[Start of Attachment]

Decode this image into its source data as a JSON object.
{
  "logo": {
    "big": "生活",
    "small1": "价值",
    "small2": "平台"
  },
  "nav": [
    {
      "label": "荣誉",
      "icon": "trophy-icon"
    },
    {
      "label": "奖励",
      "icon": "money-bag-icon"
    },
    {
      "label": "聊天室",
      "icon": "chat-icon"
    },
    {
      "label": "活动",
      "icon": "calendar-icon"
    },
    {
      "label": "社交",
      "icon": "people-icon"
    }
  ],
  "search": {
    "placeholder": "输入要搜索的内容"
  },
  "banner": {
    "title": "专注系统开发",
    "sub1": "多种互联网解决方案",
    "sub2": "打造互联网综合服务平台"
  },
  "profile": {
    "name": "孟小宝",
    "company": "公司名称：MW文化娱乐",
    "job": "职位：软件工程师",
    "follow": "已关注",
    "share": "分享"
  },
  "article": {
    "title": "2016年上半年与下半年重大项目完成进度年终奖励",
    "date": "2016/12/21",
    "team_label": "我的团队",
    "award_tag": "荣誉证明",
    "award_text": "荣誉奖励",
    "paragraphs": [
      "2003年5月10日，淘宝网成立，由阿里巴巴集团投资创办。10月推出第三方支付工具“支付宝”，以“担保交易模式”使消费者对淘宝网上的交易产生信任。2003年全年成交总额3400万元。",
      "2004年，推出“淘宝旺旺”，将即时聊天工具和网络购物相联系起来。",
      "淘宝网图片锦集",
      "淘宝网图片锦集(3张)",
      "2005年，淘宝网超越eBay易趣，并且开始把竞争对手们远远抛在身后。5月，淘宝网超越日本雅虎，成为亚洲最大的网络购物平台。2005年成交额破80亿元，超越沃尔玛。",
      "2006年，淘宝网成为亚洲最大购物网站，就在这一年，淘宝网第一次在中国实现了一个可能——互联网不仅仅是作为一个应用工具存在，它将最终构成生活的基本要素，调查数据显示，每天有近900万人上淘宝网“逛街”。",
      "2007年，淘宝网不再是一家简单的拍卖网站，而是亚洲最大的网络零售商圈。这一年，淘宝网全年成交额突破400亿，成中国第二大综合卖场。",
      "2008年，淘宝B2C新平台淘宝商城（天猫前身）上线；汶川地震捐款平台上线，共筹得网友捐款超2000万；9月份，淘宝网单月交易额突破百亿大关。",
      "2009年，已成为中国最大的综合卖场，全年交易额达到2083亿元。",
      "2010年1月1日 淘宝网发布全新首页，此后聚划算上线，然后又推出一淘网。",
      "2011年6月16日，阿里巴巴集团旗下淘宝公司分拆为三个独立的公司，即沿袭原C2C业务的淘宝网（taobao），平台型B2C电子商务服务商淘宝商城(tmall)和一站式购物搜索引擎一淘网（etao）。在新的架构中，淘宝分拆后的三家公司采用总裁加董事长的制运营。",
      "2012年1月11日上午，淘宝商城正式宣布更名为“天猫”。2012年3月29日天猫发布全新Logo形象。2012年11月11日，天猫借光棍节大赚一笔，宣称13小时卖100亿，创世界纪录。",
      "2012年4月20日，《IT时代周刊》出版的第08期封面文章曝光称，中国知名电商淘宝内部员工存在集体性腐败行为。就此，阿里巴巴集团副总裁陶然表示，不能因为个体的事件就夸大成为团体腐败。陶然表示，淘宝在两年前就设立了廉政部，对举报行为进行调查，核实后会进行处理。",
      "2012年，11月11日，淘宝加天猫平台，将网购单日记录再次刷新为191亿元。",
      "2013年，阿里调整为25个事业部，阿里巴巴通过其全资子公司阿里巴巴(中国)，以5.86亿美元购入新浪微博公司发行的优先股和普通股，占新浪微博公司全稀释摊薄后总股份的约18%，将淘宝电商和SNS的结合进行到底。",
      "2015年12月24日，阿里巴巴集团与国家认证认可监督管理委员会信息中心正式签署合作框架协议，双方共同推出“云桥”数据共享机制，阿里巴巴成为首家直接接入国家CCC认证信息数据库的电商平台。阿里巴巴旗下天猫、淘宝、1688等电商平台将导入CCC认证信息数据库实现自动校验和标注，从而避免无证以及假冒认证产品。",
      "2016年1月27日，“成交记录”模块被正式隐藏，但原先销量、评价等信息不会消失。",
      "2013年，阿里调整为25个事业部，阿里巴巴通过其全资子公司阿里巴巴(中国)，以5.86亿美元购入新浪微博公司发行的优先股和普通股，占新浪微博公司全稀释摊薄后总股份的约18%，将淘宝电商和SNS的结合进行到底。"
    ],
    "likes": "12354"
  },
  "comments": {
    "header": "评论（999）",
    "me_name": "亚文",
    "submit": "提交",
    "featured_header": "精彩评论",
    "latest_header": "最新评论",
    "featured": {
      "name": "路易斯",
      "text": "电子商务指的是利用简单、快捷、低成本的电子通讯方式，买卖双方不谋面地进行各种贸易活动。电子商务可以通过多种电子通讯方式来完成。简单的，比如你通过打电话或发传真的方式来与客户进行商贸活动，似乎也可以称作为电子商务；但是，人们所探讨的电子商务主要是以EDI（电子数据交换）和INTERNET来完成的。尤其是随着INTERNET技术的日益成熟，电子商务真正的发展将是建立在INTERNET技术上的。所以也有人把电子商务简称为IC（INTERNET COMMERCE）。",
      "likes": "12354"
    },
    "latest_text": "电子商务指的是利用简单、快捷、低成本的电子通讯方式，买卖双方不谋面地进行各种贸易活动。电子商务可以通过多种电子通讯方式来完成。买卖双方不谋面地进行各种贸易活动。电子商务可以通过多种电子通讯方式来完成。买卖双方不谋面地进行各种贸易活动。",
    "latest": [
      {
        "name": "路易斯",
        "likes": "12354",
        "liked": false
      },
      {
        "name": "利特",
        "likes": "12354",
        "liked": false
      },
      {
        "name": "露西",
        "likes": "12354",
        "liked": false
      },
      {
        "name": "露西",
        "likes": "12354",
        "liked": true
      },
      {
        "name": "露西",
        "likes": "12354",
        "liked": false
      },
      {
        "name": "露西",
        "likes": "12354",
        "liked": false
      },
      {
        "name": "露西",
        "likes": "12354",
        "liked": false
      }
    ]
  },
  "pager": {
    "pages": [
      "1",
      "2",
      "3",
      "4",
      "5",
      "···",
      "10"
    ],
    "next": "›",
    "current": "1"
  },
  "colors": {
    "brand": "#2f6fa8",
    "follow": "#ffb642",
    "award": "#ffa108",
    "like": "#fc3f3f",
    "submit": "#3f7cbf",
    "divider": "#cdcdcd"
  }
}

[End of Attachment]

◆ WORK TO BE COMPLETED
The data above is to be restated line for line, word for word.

◆ WRITTEN SOLUTION
Decode this image into its source data as a JSON object.
{
  "logo": {
    "big": "生活",
    "small1": "价值",
    "small2": "平台"
  },
  "nav": [
    {
      "label": "荣誉",
      "icon": "trophy-icon"
    },
    {
      "label": "奖励",
      "icon": "money-bag-icon"
    },
    {
      "label": "聊天室",
      "icon": "chat-icon"
    },
    {
      "label": "活动",
      "icon": "calendar-icon"
    },
    {
      "label": "社交",
      "icon": "people-icon"
    }
  ],
  "search": {
    "placeholder": "输入要搜索的内容"
  },
  "banner": {
    "title": "专注系统开发",
    "sub1": "多种互联网解决方案",
    "sub2": "打造互联网综合服务平台"
  },
  "profile": {
    "name": "孟小宝",
    "company": "公司名称：MW文化娱乐",
    "job": "职位：软件工程师",
    "follow": "已关注",
    "share": "分享"
  },
  "article": {
    "title": "2016年上半年与下半年重大项目完成进度年终奖励",
    "date": "2016/12/21",
    "team_label": "我的团队",
    "award_tag": "荣誉证明",
    "award_text": "荣誉奖励",
    "paragraphs": [
      "2003年5月10日，淘宝网成立，由阿里巴巴集团投资创办。10月推出第三方支付工具“支付宝”，以“担保交易模式”使消费者对淘宝网上的交易产生信任。2003年全年成交总额3400万元。",
      "2004年，推出“淘宝旺旺”，将即时聊天工具和网络购物相联系起来。",
      "淘宝网图片锦集",
      "淘宝网图片锦集(3张)",
      "2005年，淘宝网超越eBay易趣，并且开始把竞争对手们远远抛在身后。5月，淘宝网超越日本雅虎，成为亚洲最大的网络购物平台。2005年成交额破80亿元，超越沃尔玛。",
      "2006年，淘宝网成为亚洲最大购物网站，就在这一年，淘宝网第一次在中国实现了一个可能——互联网不仅仅是作为一个应用工具存在，它将最终构成生活的基本要素，调查数据显示，每天有近900万人上淘宝网“逛街”。",
      "2007年，淘宝网不再是一家简单的拍卖网站，而是亚洲最大的网络零售商圈。这一年，淘宝网全年成交额突破400亿，成中国第二大综合卖场。",
      "2008年，淘宝B2C新平台淘宝商城（天猫前身）上线；汶川地震捐款平台上线，共筹得网友捐款超2000万；9月份，淘宝网单月交易额突破百亿大关。",
      "2009年，已成为中国最大的综合卖场，全年交易额达到2083亿元。",
      "2010年1月1日 淘宝网发布全新首页，此后聚划算上线，然后又推出一淘网。",
      "2011年6月16日，阿里巴巴集团旗下淘宝公司分拆为三个独立的公司，即沿袭原C2C业务的淘宝网（taobao），平台型B2C电子商务服务商淘宝商城(tmall)和一站式购物搜索引擎一淘网（etao）。在新的架构中，淘宝分拆后的三家公司采用总裁加董事长的制运营。",
      "2012年1月11日上午，淘宝商城正式宣布更名为“天猫”。2012年3月29日天猫发布全新Logo形象。2012年11月11日，天猫借光棍节大赚一笔，宣称13小时卖100亿，创世界纪录。",
      "2012年4月20日，《IT时代周刊》出版的第08期封面文章曝光称，中国知名电商淘宝内部员工存在集体性腐败行为。就此，阿里巴巴集团副总裁陶然表示，不能因为个体的事件就夸大成为团体腐败。陶然表示，淘宝在两年前就设立了廉政部，对举报行为进行调查，核实后会进行处理。",
      "2012年，11月11日，淘宝加天猫平台，将网购单日记录再次刷新为191亿元。",
      "2013年，阿里调整为25个事业部，阿里巴巴通过其全资子公司阿里巴巴(中国)，以5.86亿美元购入新浪微博公司发行的优先股和普通股，占新浪微博公司全稀释摊薄后总股份的约18%，将淘宝电商和SNS的结合进行到底。",
      "2015年12月24日，阿里巴巴集团与国家认证认可监督管理委员会信息中心正式签署合作框架协议，双方共同推出“云桥”数据共享机制，阿里巴巴成为首家直接接入国家CCC认证信息数据库的电商平台。阿里巴巴旗下天猫、淘宝、1688等电商平台将导入CCC认证信息数据库实现自动校验和标注，从而避免无证以及假冒认证产品。",
      "2016年1月27日，“成交记录”模块被正式隐藏，但原先销量、评价等信息不会消失。",
      "2013年，阿里调整为25个事业部，阿里巴巴通过其全资子公司阿里巴巴(中国)，以5.86亿美元购入新浪微博公司发行的优先股和普通股，占新浪微博公司全稀释摊薄后总股份的约18%，将淘宝电商和SNS的结合进行到底。"
    ],
    "likes": "12354"
  },
  "comments": {
    "header": "评论（999）",
    "me_name": "亚文",
    "submit": "提交",
    "featured_header": "精彩评论",
    "latest_header": "最新评论",
    "featured": {
      "name": "路易斯",
      "text": "电子商务指的是利用简单、快捷、低成本的电子通讯方式，买卖双方不谋面地进行各种贸易活动。电子商务可以通过多种电子通讯方式来完成。简单的，比如你通过打电话或发传真的方式来与客户进行商贸活动，似乎也可以称作为电子商务；但是，人们所探讨的电子商务主要是以EDI（电子数据交换）和INTERNET来完成的。尤其是随着INTERNET技术的日益成熟，电子商务真正的发展将是建立在INTERNET技术上的。所以也有人把电子商务简称为IC（INTERNET COMMERCE）。",
      "likes": "12354"
    },
    "latest_text": "电子商务指的是利用简单、快捷、低成本的电子通讯方式，买卖双方不谋面地进行各种贸易活动。电子商务可以通过多种电子通讯方式来完成。买卖双方不谋面地进行各种贸易活动。电子商务可以通过多种电子通讯方式来完成。买卖双方不谋面地进行各种贸易活动。",
    "latest": [
      {
        "name": "路易斯",
        "likes": "12354",
        "liked": false
      },
      {
        "name": "利特",
        "likes": "12354",
        "liked": false
      },
      {
        "name": "露西",
        "likes": "12354",
        "liked": false
      },
      {
        "name": "露西",
        "likes": "12354",
        "liked": true
      },
      {
        "name": "露西",
        "likes": "12354",
        "liked": false
      },
      {
        "name": "露西",
        "likes": "12354",
        "liked": false
      },
      {
        "name": "露西",
        "likes": "12354",
        "liked": false
      }
    ]
  },
  "pager": {
    "pages": [
      "1",
      "2",
      "3",
      "4",
      "5",
      "···",
      "10"
    ],
    "next": "›",
    "current": "1"
  },
  "colors": {
    "brand": "#2f6fa8",
    "follow": "#ffb642",
    "award": "#ffa108",
    "like": "#fc3f3f",
    "submit": "#3f7cbf",
    "divider": "#cdcdcd"
  }
}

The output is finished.